The arrival in August 1860 of Major-General Thomas Pratt heralded the development of a new strategy to break the cordon that encircled New Plymouth.
The town was now crowded with thousands of terrified settlers and ‘embarrassed soldiers’. Living conditions deteriorated to the point that disease posed a greater threat than warfare. As many as 121 people died from diseases such as scarlet fever during this period. Settler farms continued to burn and a number of settlers, including children, beyond the safety of the town were killed. More settlers were evacuated to Nelson and Auckland.
Governor Gore Browne was under pressure as matters went from bad to worse in Taranaki. In July he invited 200 chiefs (Kingi and the new Maori King, Tawhiao, were not among them) to Kohimarama near Auckland for what was primarily intended as a discussion on the Treaty of Waitangi. Gore Browne also sought to gauge tribal opinion on Taranaki in a bid to isolate Kingi and his allies. Many of those present criticised him for waging war, especially on the flimsy grounds that Kingi had no customary rights to Waitara. The Crown was rebuked for its ‘indifferent regard for the Treaty of Waitangi’.
Some of the pressure was eased during spring. Pratt, with 1400 men now at his disposal, set about destroying pa north and south of New Plymouth. These were generally empty but action did help create an illusion of progress. The reality of part-time warriors versus a professional army became apparent as Te Atiawa warriors returned home to plant crops for the following season.

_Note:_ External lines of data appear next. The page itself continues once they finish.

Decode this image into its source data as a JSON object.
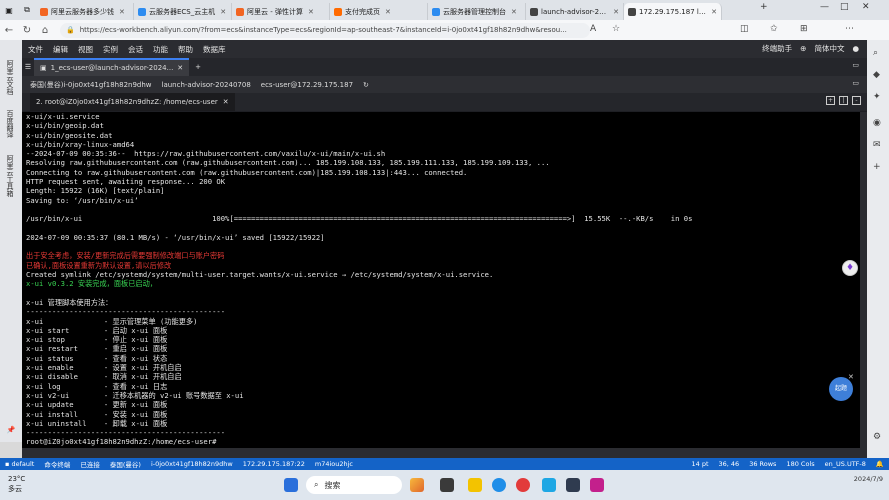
{
  "browser": {
    "tabs": [
      {
        "label": "阿里云服务器多少钱",
        "color": "#f26522"
      },
      {
        "label": "云服务器ECS_云主机",
        "color": "#2d8cf0"
      },
      {
        "label": "阿里云 - 弹性计算",
        "color": "#f26522"
      },
      {
        "label": "支付完成页",
        "color": "#ff6a00"
      },
      {
        "label": "云服务器管理控制台",
        "color": "#2d8cf0"
      },
      {
        "label": "launch-advisor-2024",
        "color": "#444"
      },
      {
        "label": "172.29.175.187 lau",
        "color": "#444",
        "active": true
      }
    ],
    "url": "https://ecs-workbench.aliyun.com/?from=ecs&instanceType=ecs&regionId=ap-southeast-7&instanceId=i-0jo0xt41gf18h82n9dhw&resou..."
  },
  "edge_sidebar": [
    "阿里云文档",
    "百度翻译",
    "阿里云工具箱"
  ],
  "workbench": {
    "menu": [
      "文件",
      "编辑",
      "视图",
      "实例",
      "会话",
      "功能",
      "帮助",
      "数据库"
    ],
    "menu_right": [
      "终端助手",
      "简体中文"
    ],
    "session_tab": "1_ecs-user@launch-advisor-2024...",
    "info": [
      "泰国(曼谷)i-0jo0xt41gf18h82n9dhw",
      "launch-advisor-20240708",
      "ecs-user@172.29.175.187"
    ],
    "terminal_tab": "2. root@iZ0jo0xt41gf18h82n9dhzZ: /home/ecs-user"
  },
  "terminal_lines": [
    {
      "t": "x-ui/x-ui.service",
      "c": ""
    },
    {
      "t": "x-ui/bin/geoip.dat",
      "c": ""
    },
    {
      "t": "x-ui/bin/geosite.dat",
      "c": ""
    },
    {
      "t": "x-ui/bin/xray-linux-amd64",
      "c": ""
    },
    {
      "t": "--2024-07-09 00:35:36--  https://raw.githubusercontent.com/vaxilu/x-ui/main/x-ui.sh",
      "c": ""
    },
    {
      "t": "Resolving raw.githubusercontent.com (raw.githubusercontent.com)... 185.199.108.133, 185.199.111.133, 185.199.109.133, ...",
      "c": ""
    },
    {
      "t": "Connecting to raw.githubusercontent.com (raw.githubusercontent.com)|185.199.108.133|:443... connected.",
      "c": ""
    },
    {
      "t": "HTTP request sent, awaiting response... 200 OK",
      "c": ""
    },
    {
      "t": "Length: 15922 (16K) [text/plain]",
      "c": ""
    },
    {
      "t": "Saving to: ‘/usr/bin/x-ui’",
      "c": ""
    },
    {
      "t": "",
      "c": ""
    },
    {
      "t": "/usr/bin/x-ui                              100%[=============================================================================>]  15.55K  --.-KB/s    in 0s",
      "c": ""
    },
    {
      "t": "",
      "c": ""
    },
    {
      "t": "2024-07-09 00:35:37 (80.1 MB/s) - ‘/usr/bin/x-ui’ saved [15922/15922]",
      "c": ""
    },
    {
      "t": "",
      "c": ""
    },
    {
      "t": "出于安全考虑，安装/更新完成后需要强制修改端口与账户密码",
      "c": "red"
    },
    {
      "t": "已确认,面板设置重新为默认设置,请以后修改",
      "c": "red"
    },
    {
      "t": "Created symlink /etc/systemd/system/multi-user.target.wants/x-ui.service → /etc/systemd/system/x-ui.service.",
      "c": ""
    },
    {
      "t": "x-ui v0.3.2 安装完成，面板已启动，",
      "c": "grn"
    },
    {
      "t": "",
      "c": ""
    },
    {
      "t": "x-ui 管理脚本使用方法：",
      "c": ""
    },
    {
      "t": "----------------------------------------------",
      "c": ""
    },
    {
      "t": "x-ui              - 显示管理菜单 (功能更多)",
      "c": ""
    },
    {
      "t": "x-ui start        - 启动 x-ui 面板",
      "c": ""
    },
    {
      "t": "x-ui stop         - 停止 x-ui 面板",
      "c": ""
    },
    {
      "t": "x-ui restart      - 重启 x-ui 面板",
      "c": ""
    },
    {
      "t": "x-ui status       - 查看 x-ui 状态",
      "c": ""
    },
    {
      "t": "x-ui enable       - 设置 x-ui 开机自启",
      "c": ""
    },
    {
      "t": "x-ui disable      - 取消 x-ui 开机自启",
      "c": ""
    },
    {
      "t": "x-ui log          - 查看 x-ui 日志",
      "c": ""
    },
    {
      "t": "x-ui v2-ui        - 迁移本机器的 v2-ui 账号数据至 x-ui",
      "c": ""
    },
    {
      "t": "x-ui update       - 更新 x-ui 面板",
      "c": ""
    },
    {
      "t": "x-ui install      - 安装 x-ui 面板",
      "c": ""
    },
    {
      "t": "x-ui uninstall    - 卸载 x-ui 面板",
      "c": ""
    },
    {
      "t": "----------------------------------------------",
      "c": ""
    },
    {
      "t": "root@iZ0jo0xt41gf18h82n9dhzZ:/home/ecs-user#",
      "c": ""
    }
  ],
  "bluebar": {
    "left": [
      "default",
      "命令终端",
      "已连接",
      "泰国(曼谷)",
      "i-0jo0xt41gf18h82n9dhw",
      "172.29.175.187:22",
      "m74iou2hjc"
    ],
    "right": [
      "14 pt",
      "36, 46",
      "36 Rows",
      "180 Cols",
      "en_US.UTF-8"
    ]
  },
  "overlay": {
    "float_label": "起题"
  },
  "taskbar": {
    "weather_temp": "23°C",
    "weather_desc": "多云",
    "search_placeholder": "搜索",
    "time": "",
    "date": "2024/7/9"
  }
}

In early November 150 Ngati Haua reinforcements led by Wetini Taiporutu arrived in Taranaki. These warriors wanted to ‘kill soldiers themselves.’ Wetini and his men arrived at the old pa site of Mahoetahi, a ‘small volcanic hump’ between New Plymouth and Waitara, on 5 November. The next morning they were caught unawares by Pratt and a force of 1000 who by pure coincidence were planning to occupy the same site. With their defences incomplete the Ngati Haua garrison was quickly routed. Nearly a third of the Maori force was killed.
Mahoetahi was not the decisive victory Pratt craved. More importantly, this was a Waikato defeat – the Te Atiawa force remained largely intact. One newspaper summed up the significance of Mahoetahi by acknowledging that while there was ‘nothing connected with the engagement of which we can boast … we have, during the course of this war become so accustomed to ignominious defeats that even this small victory is welcome.’
Mahoetahi was of little strategic value. Pratt now decided that instead of sporadic assaults on Maori positions he would seek to bring continuous pressure to bear on the Maori cordon by using the systematic siege warfare tactic of sapping. A sap – a long, covered trench – would be dug along the rising ground west of the Waitara River, allowing men to advance without being exposed to direct fire. A series of redoubts covering the sap would either force the Maori back or tempt them into a risky attack.
Sapping was hard work. It was also too slow for the liking of many settlers. A sap might progress at the rate of only 60 m a day and in the meantime attacks against settler property continued unabated. Settler lives were lost in these attacks while Pratt's sapping continued. Little was achieved in lifting the siege on New Plymouth and 51 settlers died of disease in the opening months of 1861.